I'll kick this off with the image at the top. I used a couple of similar images to illustrate a situation where you can use a window in a high-key low contrast way even if it's the only source with kickback being the main lighting. There are a couple of reasons I didn't use this particular image. One of them being I don't like the arm crop closest to the camera but more so the technical details, camera capabilities, and a few factors that I know would not work with any camera, in any room, with any window so I didn't want to present it as if it would.
The first thing I want to get out of the way is that this shot absolutely positively would not work at all with just any camera. I could present it as if it would and certainly you could make very similar images with any camera just not this exact one. I made a set of very similar images to illustrate this that honestly you really cannot tell the difference in the end result - especially in black and white - I ended up using those instead. It just felt dishonest starting with a RAW image that was base on the extreme capabilities of my D600.
Specifically I shot this at ISO 3200 and even then with a f/2.8 aperture the shutter speed was iffy in terms of hand-held photography at 85mm. There is no-way I could have shot this at 3200 with dynamic range to render it this way with just any camera - no way. Specifically the detail outside with the same exposure level on what is the shadow side of Rebecca. That's the technical part - actually outside is not at all important for this image. In fact all this techno-crap is actually a big distraction to a few things that are important or could be if you choose to make something like this shooting Contre Jour and super high key as it were.
I've probably mentioned it a few times before but with just about any camera if you happen to have this type of sheer curtain material on windows you can expose them just about any way you want - within some degree of rationality. Sometimes it can add just a hint of detail and substance in what otherwise blank white space. Fact is when I am shooting on a location for a client this type of fabric is essential kit for me - lots of it. Obviously you can use it for things just like this - even if you don't shoot right up against a window there are many many circumstances where a spot you really want to use happens to have a large window in the frame. This kind of thing - patterned or not can really change an image for the better. Especially if it's a more modern window with no detail of it's own.

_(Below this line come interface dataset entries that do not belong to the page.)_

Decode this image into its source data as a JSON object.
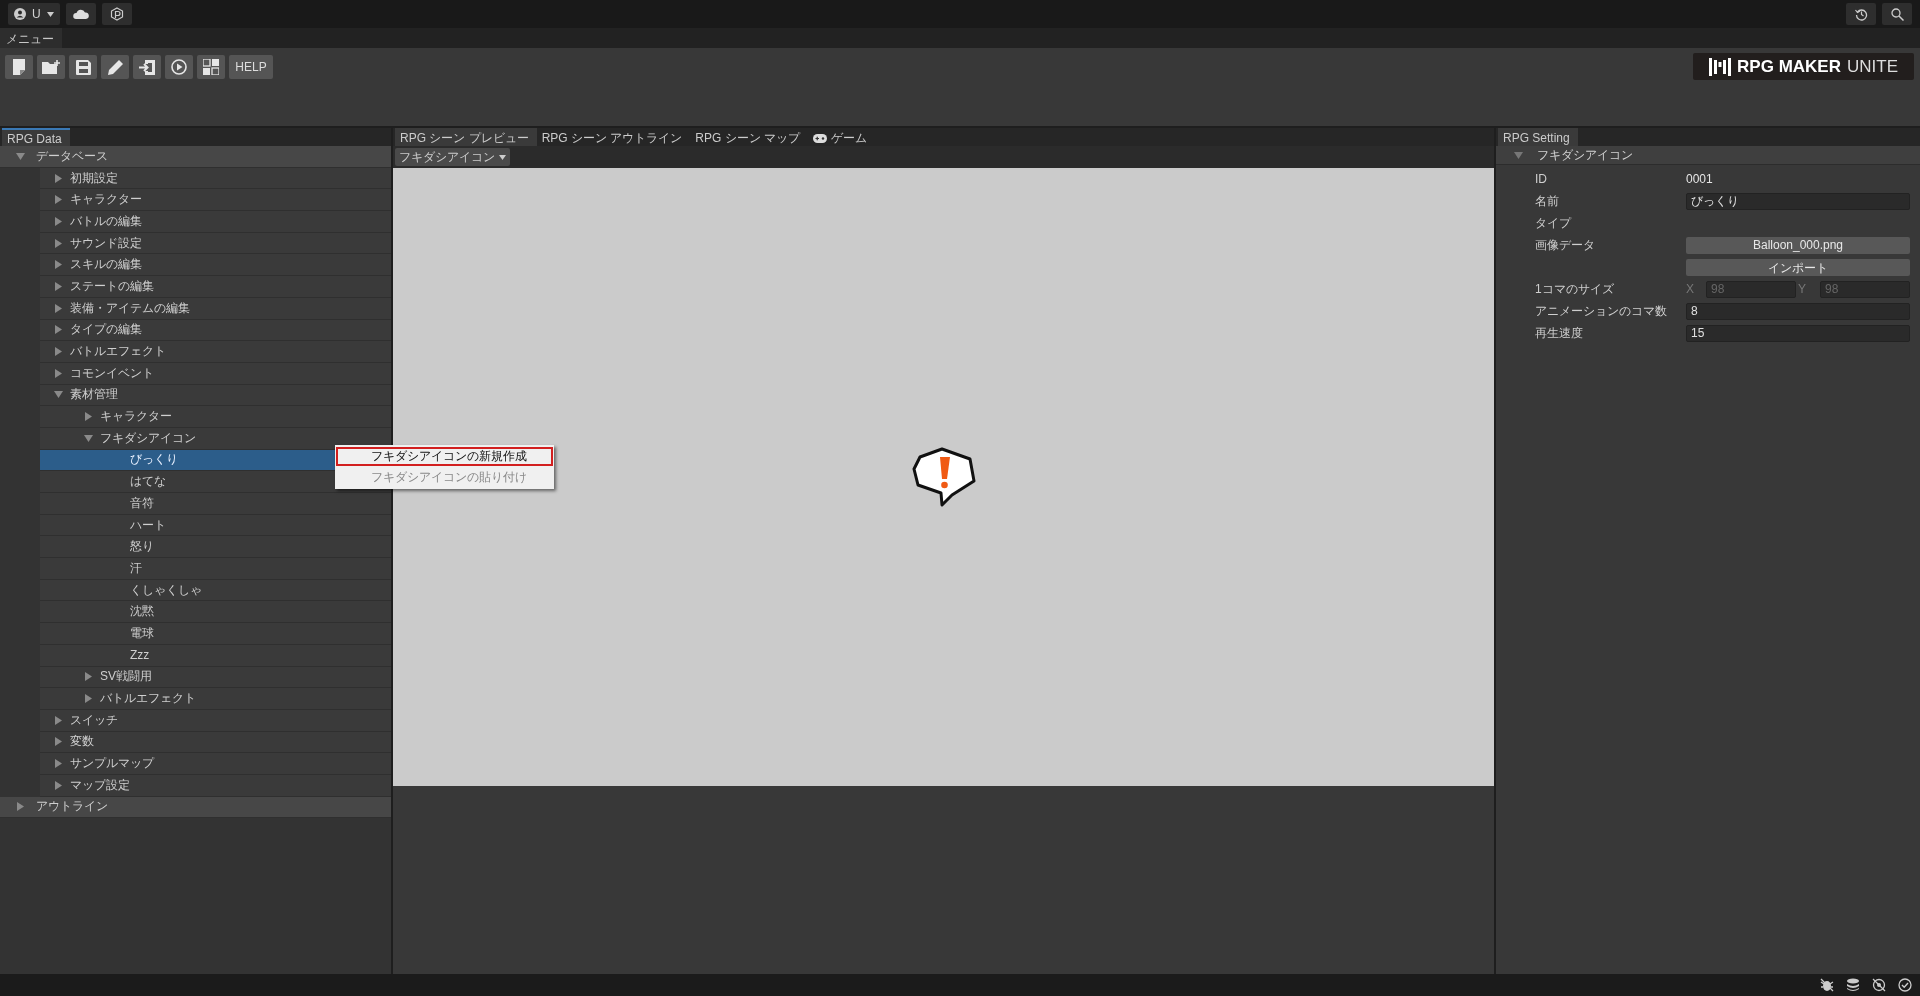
{
  "top_bar": {
    "account_label": "U"
  },
  "menu_tab": "メニュー",
  "toolbar": {
    "help_label": "HELP"
  },
  "logo": {
    "bold": "RPG MAKER",
    "light": "UNITE"
  },
  "left_panel": {
    "tab": "RPG Data",
    "tree": [
      {
        "label": "データベース",
        "expanded": true,
        "selected": false,
        "children": [
          {
            "label": "初期設定",
            "expanded": false,
            "selected": false
          },
          {
            "label": "キャラクター",
            "expanded": false,
            "selected": false
          },
          {
            "label": "バトルの編集",
            "expanded": false,
            "selected": false
          },
          {
            "label": "サウンド設定",
            "expanded": false,
            "selected": false
          },
          {
            "label": "スキルの編集",
            "expanded": false,
            "selected": false
          },
          {
            "label": "ステートの編集",
            "expanded": false,
            "selected": false
          },
          {
            "label": "装備・アイテムの編集",
            "expanded": false,
            "selected": false
          },
          {
            "label": "タイプの編集",
            "expanded": false,
            "selected": false
          },
          {
            "label": "バトルエフェクト",
            "expanded": false,
            "selected": false
          },
          {
            "label": "コモンイベント",
            "expanded": false,
            "selected": false
          },
          {
            "label": "素材管理",
            "expanded": true,
            "selected": false,
            "children": [
              {
                "label": "キャラクター",
                "expanded": false,
                "selected": false
              },
              {
                "label": "フキダシアイコン",
                "expanded": true,
                "selected": false,
                "children": [
                  {
                    "label": "びっくり",
                    "selected": true
                  },
                  {
                    "label": "はてな",
                    "selected": false
                  },
                  {
                    "label": "音符",
                    "selected": false
                  },
                  {
                    "label": "ハート",
                    "selected": false
                  },
                  {
                    "label": "怒り",
                    "selected": false
                  },
                  {
                    "label": "汗",
                    "selected": false
                  },
                  {
                    "label": "くしゃくしゃ",
                    "selected": false
                  },
                  {
                    "label": "沈黙",
                    "selected": false
                  },
                  {
                    "label": "電球",
                    "selected": false
                  },
                  {
                    "label": "Zzz",
                    "selected": false
                  }
                ]
              },
              {
                "label": "SV戦闘用",
                "expanded": false,
                "selected": false
              },
              {
                "label": "バトルエフェクト",
                "expanded": false,
                "selected": false
              }
            ]
          },
          {
            "label": "スイッチ",
            "expanded": false,
            "selected": false
          },
          {
            "label": "変数",
            "expanded": false,
            "selected": false
          },
          {
            "label": "サンプルマップ",
            "expanded": false,
            "selected": false
          },
          {
            "label": "マップ設定",
            "expanded": false,
            "selected": false
          }
        ]
      },
      {
        "label": "アウトライン",
        "expanded": false,
        "selected": false
      }
    ]
  },
  "context_menu": [
    {
      "label": "フキダシアイコンの新規作成",
      "focused": true,
      "disabled": false
    },
    {
      "label": "フキダシアイコンの貼り付け",
      "focused": false,
      "disabled": true
    }
  ],
  "center_panel": {
    "tabs": [
      {
        "label": "RPG シーン プレビュー",
        "kind": "plain",
        "selected": true
      },
      {
        "label": "RPG シーン アウトライン",
        "kind": "plain",
        "selected": false
      },
      {
        "label": "RPG シーン マップ",
        "kind": "plain",
        "selected": false
      },
      {
        "label": "ゲーム",
        "kind": "game",
        "selected": false
      }
    ],
    "dropdown": "フキダシアイコン"
  },
  "right_panel": {
    "tab": "RPG Setting",
    "section": {
      "title": "フキダシアイコン",
      "expanded": true
    },
    "rows": [
      {
        "kind": "readonly",
        "label": "ID",
        "value": "0001"
      },
      {
        "kind": "input",
        "label": "名前",
        "value": "びっくり"
      },
      {
        "kind": "label",
        "label": "タイプ"
      },
      {
        "kind": "button",
        "label": "画像データ",
        "value": "Balloon_000.png"
      },
      {
        "kind": "button",
        "value": "インポート"
      },
      {
        "kind": "xy",
        "label": "1コマのサイズ",
        "x_label": "X",
        "x_value": "98",
        "y_label": "Y",
        "y_value": "98",
        "disabled": true
      },
      {
        "kind": "input",
        "label": "アニメーションのコマ数",
        "value": "8"
      },
      {
        "kind": "input",
        "label": "再生速度",
        "value": "15"
      }
    ]
  }
}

Anther great way to use it is what you see going on with Rebecca's hand. As a prop more or less. Here I am not making an image that uses very much but you can and you would be surprised at how a few dollars worth of this stuff is pure magic when shooting through it in various different ways. You can take an ugly environment and make it magical. Trust me - go get some and play with it in as many ways as you can think of. Do it for a couple of hours with a subject and some windows. Here's another one I didn't ended up using. I used a similar one that better illustrated using hair to separate the face from the very similarly toned background - which was white. Again you can see the huge difference that even extremely sheer fabric with a bit of detail adds compared to blank window.

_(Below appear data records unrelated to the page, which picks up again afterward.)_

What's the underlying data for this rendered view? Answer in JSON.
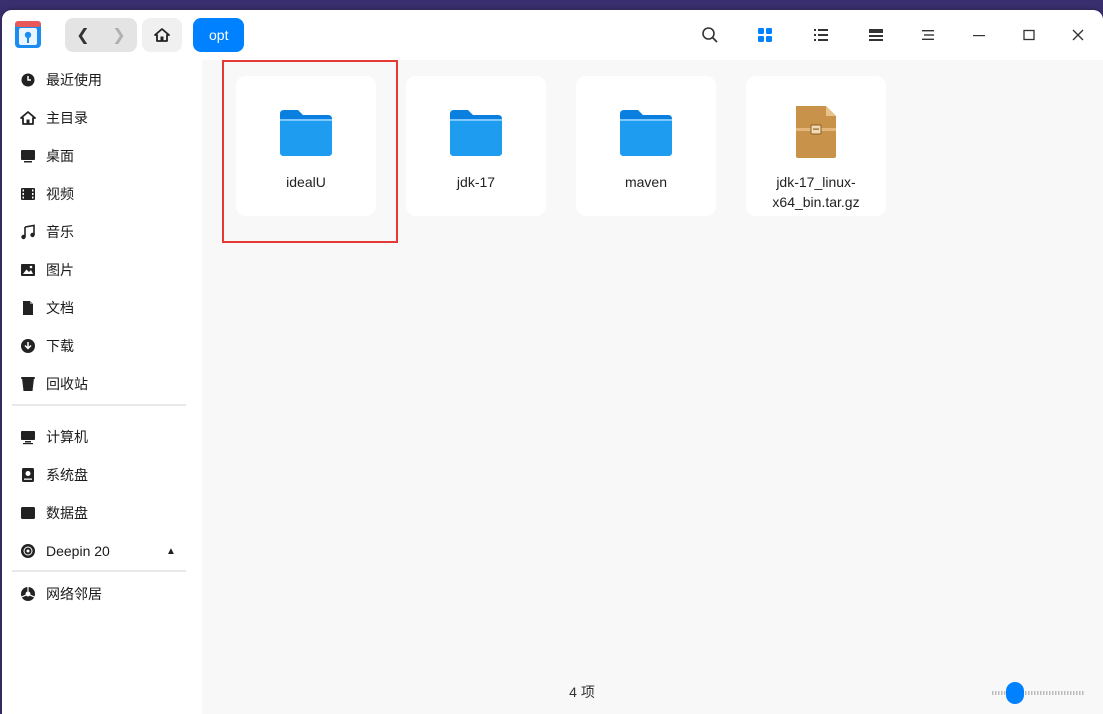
{
  "titlebar": {
    "crumb": "opt",
    "icons": [
      "back-icon",
      "forward-icon",
      "home-icon",
      "search-icon",
      "icon-view-icon",
      "list-view-icon",
      "tree-view-icon",
      "menu-icon",
      "minimize-icon",
      "maximize-icon",
      "close-icon"
    ]
  },
  "sidebar": {
    "items": [
      {
        "label": "最近使用",
        "icon": "clock-icon"
      },
      {
        "label": "主目录",
        "icon": "home-icon"
      },
      {
        "label": "桌面",
        "icon": "desktop-icon"
      },
      {
        "label": "视频",
        "icon": "video-icon"
      },
      {
        "label": "音乐",
        "icon": "music-icon"
      },
      {
        "label": "图片",
        "icon": "picture-icon"
      },
      {
        "label": "文档",
        "icon": "document-icon"
      },
      {
        "label": "下载",
        "icon": "download-icon"
      },
      {
        "label": "回收站",
        "icon": "trash-icon"
      }
    ],
    "devices": [
      {
        "label": "计算机",
        "icon": "computer-icon"
      },
      {
        "label": "系统盘",
        "icon": "disk-icon"
      },
      {
        "label": "数据盘",
        "icon": "disk-icon"
      },
      {
        "label": "Deepin 20",
        "icon": "optical-disc-icon"
      }
    ],
    "network": [
      {
        "label": "网络邻居",
        "icon": "network-icon"
      }
    ]
  },
  "files": [
    {
      "name": "idealU",
      "type": "folder"
    },
    {
      "name": "jdk-17",
      "type": "folder"
    },
    {
      "name": "maven",
      "type": "folder"
    },
    {
      "name": "jdk-17_linux-x64_bin.tar.gz",
      "type": "archive"
    }
  ],
  "status": {
    "count_label": "4 项"
  },
  "colors": {
    "accent": "#0081ff",
    "highlight": "#e53935",
    "folder": "#1e9cf0",
    "archive": "#c8924a"
  }
}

Say you don't have any and want or have to shoot against windows. Another very common thing I like to do is partially or entirely block that window. I've done that so much to varying degrees it's almost an automatic reflex now. I'll share a few of those this week as well. One word of advice though - it's probably better to try one thing and work with it in a lot of different ways to make it work for you rather than try everything in the same shooting session. Take one thing and work the crap out of it - much more effective in having it stick so that when the opportunity presents itself you will actually remember to do it when the situation is a bit more dynamic than something you setup up just to experiment.